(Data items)
______

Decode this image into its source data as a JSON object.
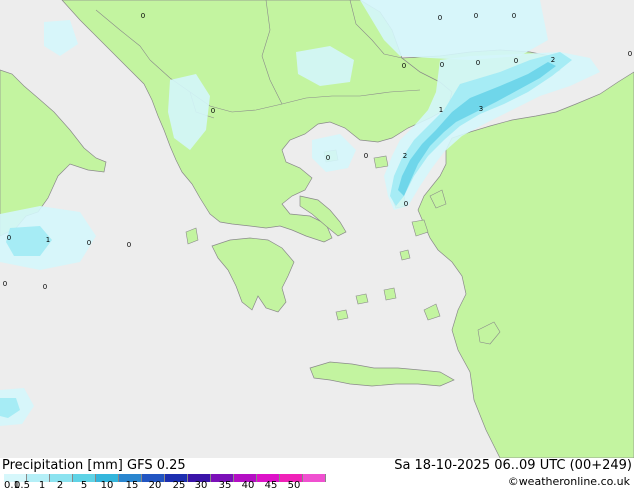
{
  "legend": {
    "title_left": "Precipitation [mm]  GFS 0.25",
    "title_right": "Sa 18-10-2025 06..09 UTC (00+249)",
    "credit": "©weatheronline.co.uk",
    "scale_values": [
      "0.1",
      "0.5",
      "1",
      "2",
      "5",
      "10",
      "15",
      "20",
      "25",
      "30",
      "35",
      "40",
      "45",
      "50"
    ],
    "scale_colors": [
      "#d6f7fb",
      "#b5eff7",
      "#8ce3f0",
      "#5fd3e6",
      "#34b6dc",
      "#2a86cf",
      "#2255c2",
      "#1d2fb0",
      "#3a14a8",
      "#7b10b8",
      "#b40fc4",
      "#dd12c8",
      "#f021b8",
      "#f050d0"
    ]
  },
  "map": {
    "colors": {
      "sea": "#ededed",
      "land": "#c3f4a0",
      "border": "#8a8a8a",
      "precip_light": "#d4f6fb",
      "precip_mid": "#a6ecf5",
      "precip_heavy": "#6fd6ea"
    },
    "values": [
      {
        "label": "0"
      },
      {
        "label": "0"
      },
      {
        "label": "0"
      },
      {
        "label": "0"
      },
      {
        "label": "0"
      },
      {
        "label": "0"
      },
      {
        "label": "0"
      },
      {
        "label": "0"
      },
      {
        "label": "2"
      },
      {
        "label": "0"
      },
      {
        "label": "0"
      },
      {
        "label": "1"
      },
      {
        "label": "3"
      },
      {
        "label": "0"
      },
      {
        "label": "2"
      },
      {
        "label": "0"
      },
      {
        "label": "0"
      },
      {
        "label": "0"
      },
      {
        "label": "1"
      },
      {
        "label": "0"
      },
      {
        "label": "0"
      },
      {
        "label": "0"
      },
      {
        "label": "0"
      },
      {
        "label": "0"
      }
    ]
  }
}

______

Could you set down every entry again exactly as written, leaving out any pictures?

Decode this image into its source data as a JSON object.
{
  "legend": {
    "title_left": "Precipitation [mm]  GFS 0.25",
    "title_right": "Sa 18-10-2025 06..09 UTC (00+249)",
    "credit": "©weatheronline.co.uk",
    "scale_values": [
      "0.1",
      "0.5",
      "1",
      "2",
      "5",
      "10",
      "15",
      "20",
      "25",
      "30",
      "35",
      "40",
      "45",
      "50"
    ],
    "scale_colors": [
      "#d6f7fb",
      "#b5eff7",
      "#8ce3f0",
      "#5fd3e6",
      "#34b6dc",
      "#2a86cf",
      "#2255c2",
      "#1d2fb0",
      "#3a14a8",
      "#7b10b8",
      "#b40fc4",
      "#dd12c8",
      "#f021b8",
      "#f050d0"
    ]
  },
  "map": {
    "colors": {
      "sea": "#ededed",
      "land": "#c3f4a0",
      "border": "#8a8a8a",
      "precip_light": "#d4f6fb",
      "precip_mid": "#a6ecf5",
      "precip_heavy": "#6fd6ea"
    },
    "values": [
      {
        "label": "0"
      },
      {
        "label": "0"
      },
      {
        "label": "0"
      },
      {
        "label": "0"
      },
      {
        "label": "0"
      },
      {
        "label": "0"
      },
      {
        "label": "0"
      },
      {
        "label": "0"
      },
      {
        "label": "2"
      },
      {
        "label": "0"
      },
      {
        "label": "0"
      },
      {
        "label": "1"
      },
      {
        "label": "3"
      },
      {
        "label": "0"
      },
      {
        "label": "2"
      },
      {
        "label": "0"
      },
      {
        "label": "0"
      },
      {
        "label": "0"
      },
      {
        "label": "1"
      },
      {
        "label": "0"
      },
      {
        "label": "0"
      },
      {
        "label": "0"
      },
      {
        "label": "0"
      },
      {
        "label": "0"
      }
    ]
  }
}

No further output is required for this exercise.